“The upshot of a disruption of what was previously the normal course of business and an attendant rise in reliance on technology was the increase in cybersecurity attacks as criminals stepped up their foray into weak and exposed networks,” he added.
According to the report, criminals used a range of tools, including phishing and malware attacks, database manipulation and remote access to secured servers to steal confidential data. Other weak points identified included the abuse of privileged access, for example where system administrators leak passwords to criminals, as well as the deployment of rogue devices such as employees’ smartphones and laptops.
Among financial institutions like banks, micro-lenders and Saccos, attacks targeted ATMs, mobile banking apps, debit and credit systems and identity management databases.
This year also marked a rise in the number of attacks targeting non-financial sector entities.
Manufacturing, insurance, healthcare and State entities recorded an uptick in attacks that targeted their payment systems, document storage and management databases, identity management systems and email networks.
The survey, which collected feedback from 300 IT and security professionals, further gave troubling insights into the gaps that exist in both private and public entities regarding data protection.

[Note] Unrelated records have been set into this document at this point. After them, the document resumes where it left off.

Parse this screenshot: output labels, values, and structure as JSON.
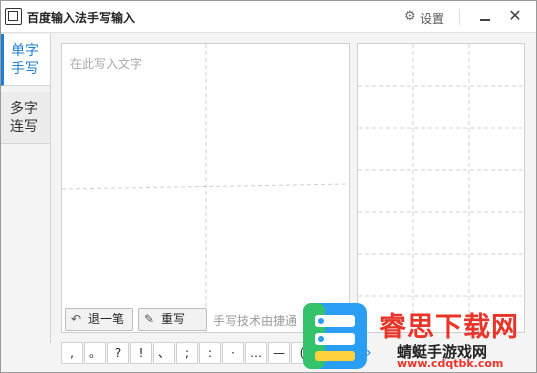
{
  "window": {
    "title": "百度输入法手写输入",
    "settings_label": "设置",
    "minimize_icon": "minimize-icon",
    "close_symbol": "✕"
  },
  "tabs": [
    {
      "label_line1": "单字",
      "label_line2": "手写",
      "active": true
    },
    {
      "label_line1": "多字",
      "label_line2": "连写",
      "active": false
    }
  ],
  "pad": {
    "placeholder": "在此写入文字",
    "undo_label": "退一笔",
    "rewrite_label": "重写",
    "tech_note": "手写技术由捷通"
  },
  "punctuation": [
    ",",
    "。",
    "?",
    "!",
    "、",
    ";",
    ":",
    "·",
    "…",
    "—",
    "("
  ],
  "more_symbol": "›",
  "watermark": {
    "title": "睿思下载网",
    "subtitle": "蜻蜓手游戏网",
    "url": "www.cdqtbk.com"
  },
  "colors": {
    "accent": "#1f7fd0",
    "watermark_red": "#e8352a"
  }
}
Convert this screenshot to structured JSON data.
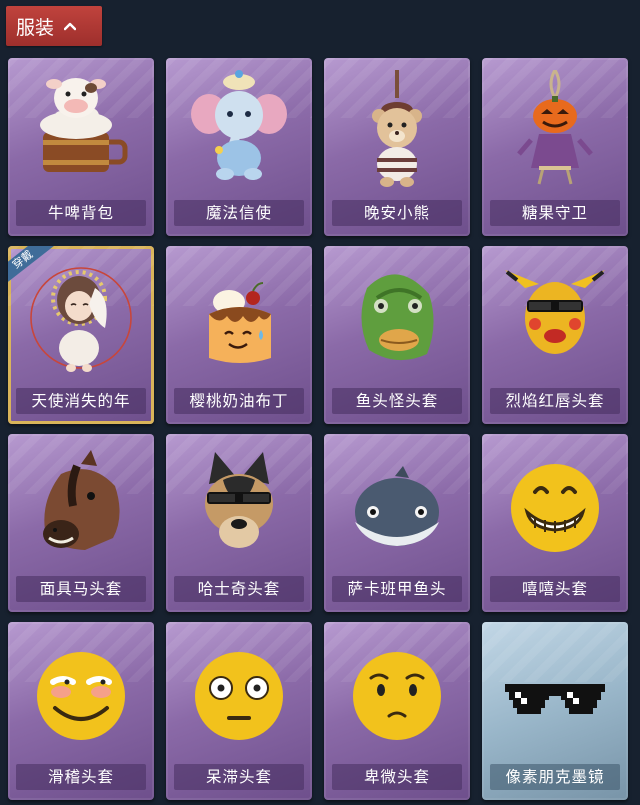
{
  "header": {
    "title": "服装",
    "toggle_icon": "chevron-up-icon"
  },
  "colors": {
    "background": "#17212f",
    "header": "#b13a36",
    "card_purple": "#8b6aa8",
    "card_blue": "#99b6c9",
    "selected_border": "#d9b45a"
  },
  "items": [
    {
      "label": "牛啤背包",
      "icon": "cow-beer-backpack-icon"
    },
    {
      "label": "魔法信使",
      "icon": "elephant-messenger-icon"
    },
    {
      "label": "晚安小熊",
      "icon": "bear-pendant-icon"
    },
    {
      "label": "糖果守卫",
      "icon": "pumpkin-guard-icon"
    },
    {
      "label": "天使消失的年",
      "icon": "angel-doll-icon",
      "badge": "穿戴"
    },
    {
      "label": "樱桃奶油布丁",
      "icon": "pudding-icon"
    },
    {
      "label": "鱼头怪头套",
      "icon": "fish-head-mask-icon"
    },
    {
      "label": "烈焰红唇头套",
      "icon": "yellow-mask-sunglasses-icon"
    },
    {
      "label": "面具马头套",
      "icon": "horse-mask-icon"
    },
    {
      "label": "哈士奇头套",
      "icon": "husky-mask-icon"
    },
    {
      "label": "萨卡班甲鱼头",
      "icon": "fish-round-head-icon"
    },
    {
      "label": "嘻嘻头套",
      "icon": "grin-emoji-icon"
    },
    {
      "label": "滑稽头套",
      "icon": "funny-emoji-icon"
    },
    {
      "label": "呆滞头套",
      "icon": "stunned-emoji-icon"
    },
    {
      "label": "卑微头套",
      "icon": "humble-emoji-icon"
    },
    {
      "label": "像素朋克墨镜",
      "icon": "pixel-sunglasses-icon"
    }
  ]
}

According to the report, 25 per cent of those surveyed were unfamiliar with the Kenya Data Protection Act, 2020, while 45 per cent said they were aware of the law but yet to read it extensively. Only 30 per cent said they were a little bit familiar with the Act.
The report further indicated that 72 per cent of the organisations surveyed collected Kenyans’ personal data that was identifiable, directly or indirectly, while 45 per cent of those sampled said they transferred this data to third parties.
When asked if their organisation has implemented processes to ensure they can protect the privacy and security of their customers’ data, only 26 per cent said they had.
As the country’s new data regulator, Kassait will be the one to ensure all entities conduct interactions with customers and the public within the framework of the Data Protection Act, 2020.
This also includes State actors that have often been accused of being at the centre of violations against data privacy.
In April this year, the Court of Appeal allowed the Communications Authority of Kenya (CA) to carry on with the development of a Device Management System (DMS), subject to public and stakeholder consultations.
Mobile network operators had successfully sued to stop the industry regulator from installing the device, alleging it could be used to intercept and listen in to subscribers mobile communications.
CA, however, said the device was only to identify and blacklist counterfeit mobile devices being used in the country, a claim that was disputed by the telcos.
In its submissions, for example, Safaricom said the CA only gave the specifications and design of the system developed by the Lebanese information technology firm Invigo Offshore Sal.
The court ruling gives the CA - and the Data Commissioner - the chance to ensure that the deployment of the DMS is done with appropriate participation and consent of telcos and consumers.
Among Kassait’s other immediate tasks will be to ensure the integrity of the controversial National Integrated Identity Management System (NIIMS), popularly known as Huduma Namba.
The system is intended to create and operate a national population register, but some lobby groups fear it could be abused.
She is also expected to rein in data processors and controllers that have been sharing such data without consent, selling it to or manipulating it for political reasons.
Those targeted include mobile service providers, banks, health service providers and even State departments, such as the Registrar of Persons and IEBC.
These institutions have in their possession large amounts of data, which remained unprotected until last year when Parliament passed the Data Protection Act.